*Instructions to follow*.
Every entry should be copied exactly, with nothing added or dropped.
─── Entries provided
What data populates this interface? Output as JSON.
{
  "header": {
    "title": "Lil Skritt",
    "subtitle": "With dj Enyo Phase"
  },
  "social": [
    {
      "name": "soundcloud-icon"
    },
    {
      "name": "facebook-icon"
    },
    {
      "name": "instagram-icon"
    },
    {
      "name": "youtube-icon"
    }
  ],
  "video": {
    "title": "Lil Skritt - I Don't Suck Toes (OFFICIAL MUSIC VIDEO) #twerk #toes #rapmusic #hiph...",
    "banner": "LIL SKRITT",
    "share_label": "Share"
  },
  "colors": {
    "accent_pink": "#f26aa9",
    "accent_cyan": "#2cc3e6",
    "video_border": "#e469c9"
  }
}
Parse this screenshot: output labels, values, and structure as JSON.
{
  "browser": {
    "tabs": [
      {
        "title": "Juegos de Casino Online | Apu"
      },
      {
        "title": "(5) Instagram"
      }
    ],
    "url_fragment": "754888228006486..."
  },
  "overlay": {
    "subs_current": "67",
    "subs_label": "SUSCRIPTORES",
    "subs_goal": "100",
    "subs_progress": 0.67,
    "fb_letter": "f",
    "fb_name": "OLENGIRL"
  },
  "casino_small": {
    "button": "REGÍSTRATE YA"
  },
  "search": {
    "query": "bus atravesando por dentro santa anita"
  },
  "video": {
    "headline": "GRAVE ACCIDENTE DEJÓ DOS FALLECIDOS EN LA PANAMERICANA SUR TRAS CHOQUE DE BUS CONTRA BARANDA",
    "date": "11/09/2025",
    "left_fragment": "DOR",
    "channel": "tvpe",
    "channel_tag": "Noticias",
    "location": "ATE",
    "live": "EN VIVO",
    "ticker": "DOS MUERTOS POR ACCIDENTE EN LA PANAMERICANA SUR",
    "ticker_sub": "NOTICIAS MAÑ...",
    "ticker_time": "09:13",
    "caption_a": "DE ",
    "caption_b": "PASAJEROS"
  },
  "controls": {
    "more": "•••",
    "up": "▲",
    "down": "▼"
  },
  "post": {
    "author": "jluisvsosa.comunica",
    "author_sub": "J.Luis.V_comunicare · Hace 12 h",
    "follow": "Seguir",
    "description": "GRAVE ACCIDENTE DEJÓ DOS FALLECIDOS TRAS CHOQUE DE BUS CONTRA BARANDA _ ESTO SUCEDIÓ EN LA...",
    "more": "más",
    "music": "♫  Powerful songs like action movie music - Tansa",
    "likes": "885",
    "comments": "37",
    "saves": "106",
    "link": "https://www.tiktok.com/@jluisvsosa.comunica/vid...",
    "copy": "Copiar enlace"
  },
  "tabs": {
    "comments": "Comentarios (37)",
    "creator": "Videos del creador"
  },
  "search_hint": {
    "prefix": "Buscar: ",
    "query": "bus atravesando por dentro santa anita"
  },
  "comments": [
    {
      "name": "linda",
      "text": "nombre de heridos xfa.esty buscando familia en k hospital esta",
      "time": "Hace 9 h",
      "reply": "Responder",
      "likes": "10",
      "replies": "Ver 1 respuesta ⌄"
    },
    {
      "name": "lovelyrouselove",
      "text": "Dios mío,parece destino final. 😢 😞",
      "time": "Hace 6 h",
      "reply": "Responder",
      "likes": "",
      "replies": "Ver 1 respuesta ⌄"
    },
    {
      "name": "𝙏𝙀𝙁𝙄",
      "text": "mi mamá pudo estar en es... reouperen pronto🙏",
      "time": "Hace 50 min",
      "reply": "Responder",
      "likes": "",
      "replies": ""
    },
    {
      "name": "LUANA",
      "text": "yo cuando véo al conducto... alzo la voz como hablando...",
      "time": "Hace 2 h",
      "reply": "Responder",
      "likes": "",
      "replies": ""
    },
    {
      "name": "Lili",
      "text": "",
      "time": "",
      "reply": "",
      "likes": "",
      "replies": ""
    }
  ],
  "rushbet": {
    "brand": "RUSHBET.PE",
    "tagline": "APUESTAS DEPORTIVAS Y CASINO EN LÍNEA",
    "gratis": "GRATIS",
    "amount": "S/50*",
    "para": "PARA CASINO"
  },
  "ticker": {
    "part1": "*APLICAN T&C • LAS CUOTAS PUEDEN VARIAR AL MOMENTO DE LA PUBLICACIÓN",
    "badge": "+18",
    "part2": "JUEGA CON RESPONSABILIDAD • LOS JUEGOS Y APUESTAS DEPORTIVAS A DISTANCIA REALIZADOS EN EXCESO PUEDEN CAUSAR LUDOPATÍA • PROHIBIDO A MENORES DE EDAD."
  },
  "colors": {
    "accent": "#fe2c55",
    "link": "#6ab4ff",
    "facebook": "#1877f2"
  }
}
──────
*Exercise solution*.
What data populates this interface? Output as JSON.
{
  "header": {
    "title": "Lil Skritt",
    "subtitle": "With dj Enyo Phase"
  },
  "social": [
    {
      "name": "soundcloud-icon"
    },
    {
      "name": "facebook-icon"
    },
    {
      "name": "instagram-icon"
    },
    {
      "name": "youtube-icon"
    }
  ],
  "video": {
    "title": "Lil Skritt - I Don't Suck Toes (OFFICIAL MUSIC VIDEO) #twerk #toes #rapmusic #hiph...",
    "banner": "LIL SKRITT",
    "share_label": "Share"
  },
  "colors": {
    "accent_pink": "#f26aa9",
    "accent_cyan": "#2cc3e6",
    "video_border": "#e469c9"
  }
}
Parse this screenshot: output labels, values, and structure as JSON.
{
  "browser": {
    "tabs": [
      {
        "title": "Juegos de Casino Online | Apu"
      },
      {
        "title": "(5) Instagram"
      }
    ],
    "url_fragment": "754888228006486..."
  },
  "overlay": {
    "subs_current": "67",
    "subs_label": "SUSCRIPTORES",
    "subs_goal": "100",
    "subs_progress": 0.67,
    "fb_letter": "f",
    "fb_name": "OLENGIRL"
  },
  "casino_small": {
    "button": "REGÍSTRATE YA"
  },
  "search": {
    "query": "bus atravesando por dentro santa anita"
  },
  "video": {
    "headline": "GRAVE ACCIDENTE DEJÓ DOS FALLECIDOS EN LA PANAMERICANA SUR TRAS CHOQUE DE BUS CONTRA BARANDA",
    "date": "11/09/2025",
    "left_fragment": "DOR",
    "channel": "tvpe",
    "channel_tag": "Noticias",
    "location": "ATE",
    "live": "EN VIVO",
    "ticker": "DOS MUERTOS POR ACCIDENTE EN LA PANAMERICANA SUR",
    "ticker_sub": "NOTICIAS MAÑ...",
    "ticker_time": "09:13",
    "caption_a": "DE ",
    "caption_b": "PASAJEROS"
  },
  "controls": {
    "more": "•••",
    "up": "▲",
    "down": "▼"
  },
  "post": {
    "author": "jluisvsosa.comunica",
    "author_sub": "J.Luis.V_comunicare · Hace 12 h",
    "follow": "Seguir",
    "description": "GRAVE ACCIDENTE DEJÓ DOS FALLECIDOS TRAS CHOQUE DE BUS CONTRA BARANDA _ ESTO SUCEDIÓ EN LA...",
    "more": "más",
    "music": "♫  Powerful songs like action movie music - Tansa",
    "likes": "885",
    "comments": "37",
    "saves": "106",
    "link": "https://www.tiktok.com/@jluisvsosa.comunica/vid...",
    "copy": "Copiar enlace"
  },
  "tabs": {
    "comments": "Comentarios (37)",
    "creator": "Videos del creador"
  },
  "search_hint": {
    "prefix": "Buscar: ",
    "query": "bus atravesando por dentro santa anita"
  },
  "comments": [
    {
      "name": "linda",
      "text": "nombre de heridos xfa.esty buscando familia en k hospital esta",
      "time": "Hace 9 h",
      "reply": "Responder",
      "likes": "10",
      "replies": "Ver 1 respuesta ⌄"
    },
    {
      "name": "lovelyrouselove",
      "text": "Dios mío,parece destino final. 😢 😞",
      "time": "Hace 6 h",
      "reply": "Responder",
      "likes": "",
      "replies": "Ver 1 respuesta ⌄"
    },
    {
      "name": "𝙏𝙀𝙁𝙄",
      "text": "mi mamá pudo estar en es... reouperen pronto🙏",
      "time": "Hace 50 min",
      "reply": "Responder",
      "likes": "",
      "replies": ""
    },
    {
      "name": "LUANA",
      "text": "yo cuando véo al conducto... alzo la voz como hablando...",
      "time": "Hace 2 h",
      "reply": "Responder",
      "likes": "",
      "replies": ""
    },
    {
      "name": "Lili",
      "text": "",
      "time": "",
      "reply": "",
      "likes": "",
      "replies": ""
    }
  ],
  "rushbet": {
    "brand": "RUSHBET.PE",
    "tagline": "APUESTAS DEPORTIVAS Y CASINO EN LÍNEA",
    "gratis": "GRATIS",
    "amount": "S/50*",
    "para": "PARA CASINO"
  },
  "ticker": {
    "part1": "*APLICAN T&C • LAS CUOTAS PUEDEN VARIAR AL MOMENTO DE LA PUBLICACIÓN",
    "badge": "+18",
    "part2": "JUEGA CON RESPONSABILIDAD • LOS JUEGOS Y APUESTAS DEPORTIVAS A DISTANCIA REALIZADOS EN EXCESO PUEDEN CAUSAR LUDOPATÍA • PROHIBIDO A MENORES DE EDAD."
  },
  "colors": {
    "accent": "#fe2c55",
    "link": "#6ab4ff",
    "facebook": "#1877f2"
  }
}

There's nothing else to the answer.